TLS functionality requires the Net::SSLeay perl module. If this module is not available and TLS was required (using the --tls-on-connect or --tls options), the session will error out. If TLS was requested but not required (using the --tls-optional option), swaks will continue but not attempt a TLS session.


Operating Systems

This program was primarily intended for use on unix-like operating systems, and it should work on any reasonable version thereof. It has been developed and tested on Solaris, Linux, and Mac OS X and is feature complete on all of these.

This program is known to demonstrate basic functionality on Windows using ActiveState's Perl. It has not been fully tested. Known to work are basic SMTP functionality and the LOGIN, PLAIN, and CRAM-MD5 auth types. Unknown is any TLS functionality and the NTLM/SPA and Digest-MD5 auth types.

Because this program should work anywhere Perl works, I would appreciate knowing about any new operating systems you've thoroughly used swaks on as well as any problems encountered on a new OS.

Mail Servers
This program was almost exclusively developed against Exim mail servers. It was been used casually by the author, though not thoroughly tested, with sendmail, smail, and Communigate. Because all functionality in swaks is based off of known standards it should work with any fairly modern mail server. If a problem is found, please alert the author at the address below.


  1. no errors occurred
  2. error parsing command line options
  3. error connecting to remote server
  4. unknown connection type
  5. while running with connection type of "pipe", fatal problem writing to or reading from the child process
  6. while running with connection type of "pipe", child process died unexpectedly. This can mean that the program specified with --pipe doesn't exist.
  7. Connection closed unexpectedly. If the close is detected in response to the 'QUIT' swaks sends following an unexpected response, the error code for that unexpected response is used instead.

    For instance, if a mail server returns a 550 response to a MAIL FROM: and then immediately closes the connection, swaks detects that the connection is closed, but uses the more specific exit code 23 to detail the nature of the failure.

    If instead the server return a 250 code and then immediately closes the connection, swaks will use the exit code 6 because there is not a more specific exit code.

  8. error in prerequisites (needed module not available)
  9. error reading initial banner from server
  10. error in HELO transaction
  11. error in MAIL transaction
  12. no RCPTs accepted
  13. server returned error to DATA request
  14. server did not accept mail following data
  15. server returned error after normal-session quit request
  16. error in AUTH transaction
  17. error in TLS transaction
  18. error in EHLO following TLS negotiation

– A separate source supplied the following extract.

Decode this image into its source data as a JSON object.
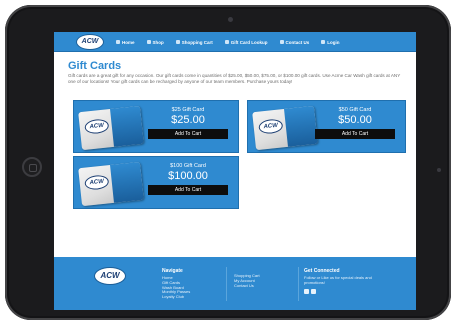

Please use this address for general contact, questions, patches, requests, etc.
If you would like to be put on a list to receive notifications when a new version of swaks is released, please send an email to this address.
Change logs, this help, and the latest version is found at this link.